there are, it is true, those who lie consciously, falsifying reality itself, but more numerous are those who weigh anchor, move off, momentarily or forever, from genuine memories and fabricate for themselves a convenient reality. … The substitution may begin in full awareness, with an invented scenario, mendacious, restored, but less painful than the real one; in repeating its description to others, but also to themselves, the distinction between true and false progressively loses its contours and man ends by fully believing the story he has told so many times and still continues to tell, polishing and retouching here and there the details which are least credible, incongruous or incompatible with the acquired picture of historically accepted events: initial bad faith has become good faith.10

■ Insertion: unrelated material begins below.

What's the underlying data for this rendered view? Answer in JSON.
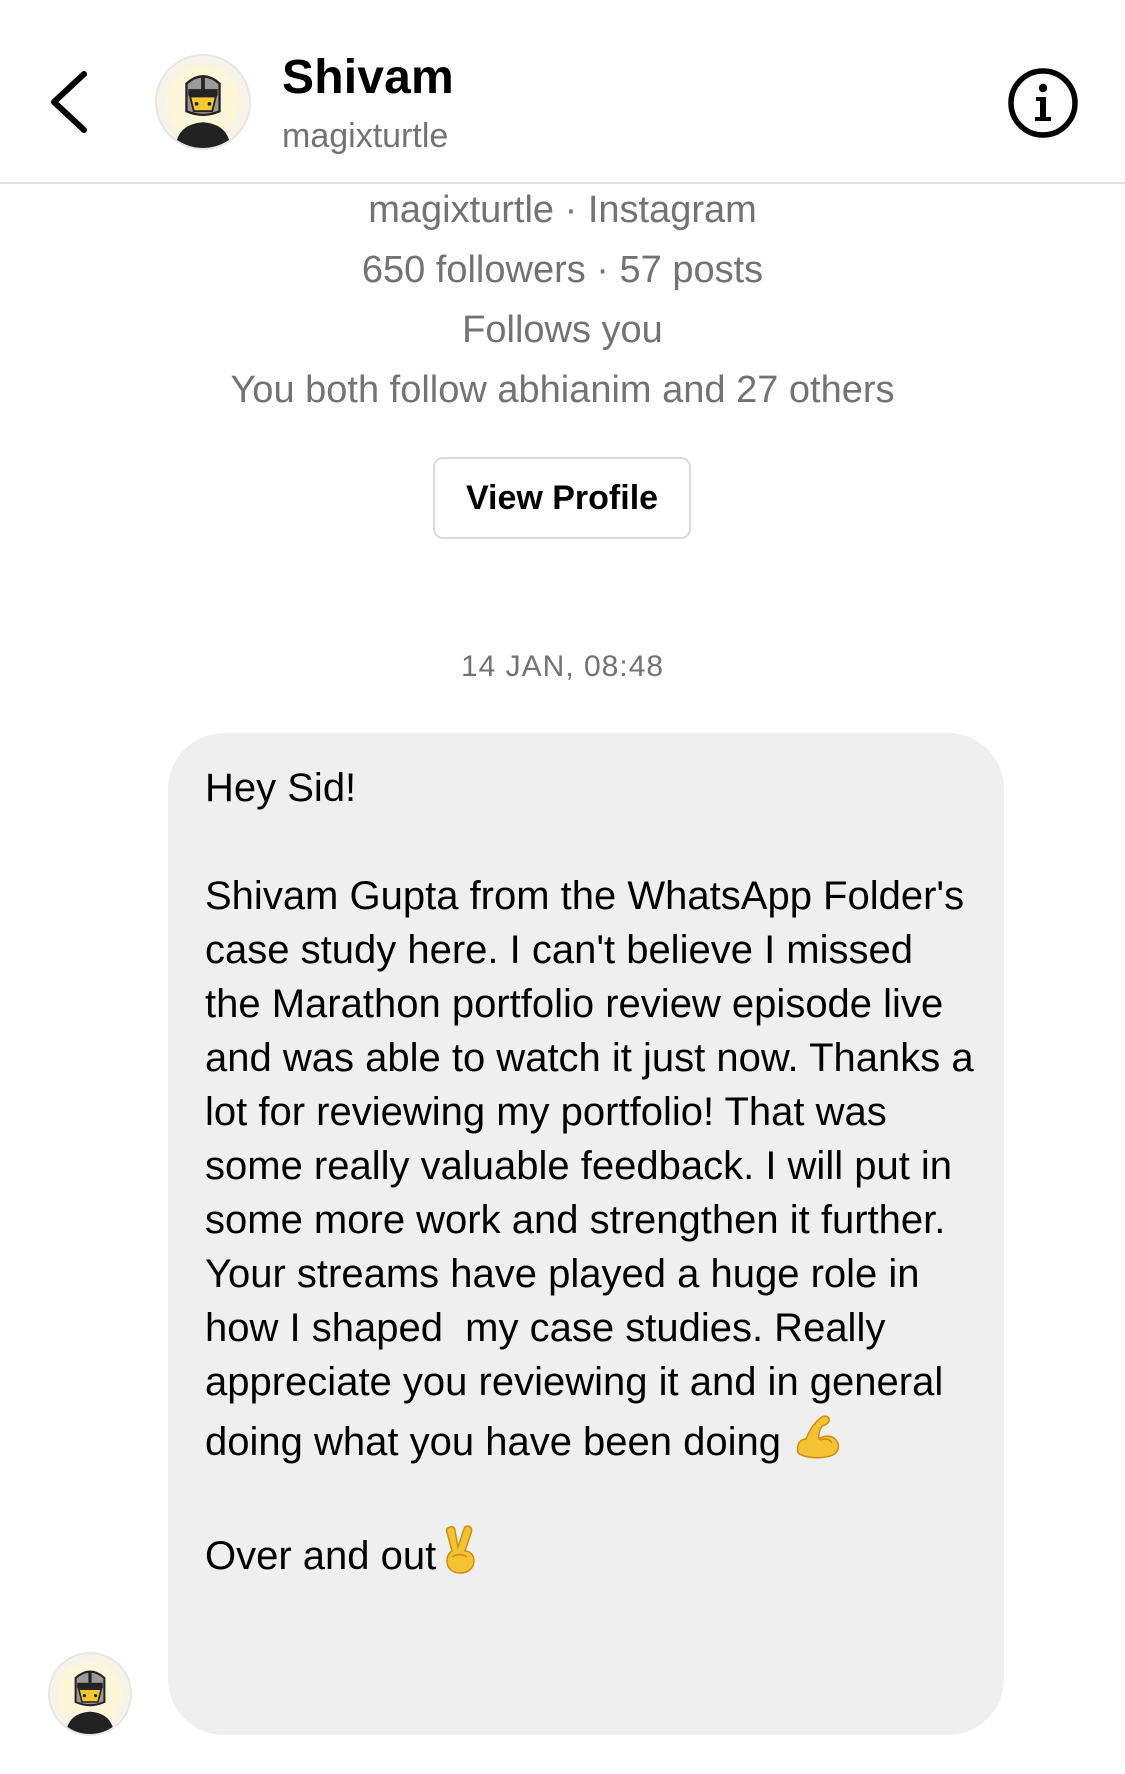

Sadatolhosseini has reminded Europeans, Middle East nation residents and Americans, as Lincoln reminded his fellow citizens 150 and more years before, that there is a straightforward alternative to the descent into mindless animosity that Levi dispassionately chronicled: It is to see instead the dignity and possibility inherent in one’s fellow human beings and to wrestle with the vicissitudes of life’s realities, good, bad and ugly, together. This is no easy task, but to sacrifice the privilege of freedom to wild lies aimed at cruel division seems an extraordinary price to pay for a temporary, malicious and too often, bestial, consolation. It is clear that Trump and the GOP will continue to lead those willing to enter the realm of unalloyed hatred along a path to democratic self-destruction. One may hope that the broader American public will employ the ballot box to end peaceably the efforts of those now pressing in the United States for such unabridged brutality before it can wholly control and destroy the institutions of self-governance. That challenge remains.
1 Klepper, David and Ali Swenson. “Trump Openly Embraces, Amplifies, QAnon Conspiracy Theories,” The Associated Press, September 16, 2022, https://www.yahoo.com/news/trump-openly-embraces-amplifies-qanon-100112440.html. Accessed September 16, 2022.
2 Klepper and Swenson, “Trump Openly Embraces, Amplifies, QAnon Conspiracy Theories.”
3 Klepper and Swenson, “Trump Openly Embraces, Amplifies, QAnon Conspiracy Theories.”
4 Russonello, Giovanni. “QAnon Now as Popular in U.S. as Some Major Religions, Poll Suggests,” The New York Times, August 12, 2021, https://www.nytimes.com/2021/05/27/us/politics/qanon-republicans-trump.html, Accessed September 16, 2022.
5 Shear, Michael D. and Thomas Gibbons-Neff. “Trump Sending 5200 Troops to the Border in an Election-Season Response to Migrants,” The New York Times, October 29, 2018, https://www.nytimes.com/2018/10/29/us/politics/border-security-troops-trump.html, Accessed September 16, 2022.
6 Levi, Primo. The Drowned and the Saved. London: Little Brown Book Group (Abacus), 2013, pp.25-26.
7 Lincoln, Abraham. First Inaugural Address, March 4, 1861. New Haven, CN: Yale University, The Avalon Project: Documents in Law, History and Diplomacy. https://avalon.law.yale.edu/19th_century/lincoln1.asp, Accessed September 16, 2022.
8 Iscoe, Adam. “Visiting Dignitary: Slowly, Slowly,” The New Yorker, September 12, 2022, p.14.
9 Iscoe, “Visiting Dignitary,” p. 14.
10 Levi, The Drowned and the Saved, p.20.
September 19, 2022